Element data from apps and pages
════════

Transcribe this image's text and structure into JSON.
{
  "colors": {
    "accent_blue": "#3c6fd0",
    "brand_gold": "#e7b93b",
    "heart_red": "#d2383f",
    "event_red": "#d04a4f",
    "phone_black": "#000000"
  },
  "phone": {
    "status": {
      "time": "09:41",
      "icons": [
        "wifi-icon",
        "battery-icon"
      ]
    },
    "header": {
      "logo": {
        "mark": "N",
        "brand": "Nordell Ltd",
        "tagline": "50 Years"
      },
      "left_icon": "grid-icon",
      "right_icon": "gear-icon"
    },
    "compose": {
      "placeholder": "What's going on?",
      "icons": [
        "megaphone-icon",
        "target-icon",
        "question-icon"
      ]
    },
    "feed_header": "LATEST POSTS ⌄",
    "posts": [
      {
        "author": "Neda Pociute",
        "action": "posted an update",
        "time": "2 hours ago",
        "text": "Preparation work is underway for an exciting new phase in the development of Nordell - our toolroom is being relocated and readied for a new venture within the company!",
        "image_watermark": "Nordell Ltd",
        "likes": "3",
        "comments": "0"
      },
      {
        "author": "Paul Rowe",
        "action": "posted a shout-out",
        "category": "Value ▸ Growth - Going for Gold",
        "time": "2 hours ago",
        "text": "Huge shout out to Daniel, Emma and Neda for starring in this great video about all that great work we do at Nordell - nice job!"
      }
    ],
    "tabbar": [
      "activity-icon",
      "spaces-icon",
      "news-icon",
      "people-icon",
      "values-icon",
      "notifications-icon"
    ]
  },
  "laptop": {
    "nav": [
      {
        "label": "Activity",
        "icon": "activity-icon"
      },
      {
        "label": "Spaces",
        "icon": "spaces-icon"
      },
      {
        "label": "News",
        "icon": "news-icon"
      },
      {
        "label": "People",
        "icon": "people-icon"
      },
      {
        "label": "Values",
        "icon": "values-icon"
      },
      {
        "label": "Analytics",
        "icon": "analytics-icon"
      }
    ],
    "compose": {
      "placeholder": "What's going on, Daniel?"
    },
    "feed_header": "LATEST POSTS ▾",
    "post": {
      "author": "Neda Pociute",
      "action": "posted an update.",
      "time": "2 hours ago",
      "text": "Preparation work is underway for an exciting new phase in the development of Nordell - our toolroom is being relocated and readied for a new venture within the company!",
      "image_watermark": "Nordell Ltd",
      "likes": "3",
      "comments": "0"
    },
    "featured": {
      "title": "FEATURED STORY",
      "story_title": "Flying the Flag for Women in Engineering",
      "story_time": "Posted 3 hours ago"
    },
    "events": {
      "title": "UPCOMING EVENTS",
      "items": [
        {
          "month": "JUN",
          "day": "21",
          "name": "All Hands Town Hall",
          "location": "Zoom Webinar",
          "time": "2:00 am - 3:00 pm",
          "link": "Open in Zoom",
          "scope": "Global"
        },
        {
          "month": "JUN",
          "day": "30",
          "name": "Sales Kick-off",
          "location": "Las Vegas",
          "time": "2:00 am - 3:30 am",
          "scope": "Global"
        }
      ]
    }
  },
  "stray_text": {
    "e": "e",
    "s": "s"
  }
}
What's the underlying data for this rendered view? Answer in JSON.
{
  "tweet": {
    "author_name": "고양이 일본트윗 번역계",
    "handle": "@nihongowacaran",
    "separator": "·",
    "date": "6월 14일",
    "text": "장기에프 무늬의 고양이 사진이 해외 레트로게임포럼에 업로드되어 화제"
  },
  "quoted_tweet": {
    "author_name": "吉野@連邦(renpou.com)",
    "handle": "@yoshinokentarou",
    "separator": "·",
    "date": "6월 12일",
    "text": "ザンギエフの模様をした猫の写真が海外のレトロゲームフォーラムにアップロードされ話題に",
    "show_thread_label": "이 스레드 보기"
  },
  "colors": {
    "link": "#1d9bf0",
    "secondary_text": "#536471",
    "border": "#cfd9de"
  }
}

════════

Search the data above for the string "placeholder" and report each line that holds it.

      "placeholder": "What's going on?",
      "placeholder": "What's going on, Daniel?"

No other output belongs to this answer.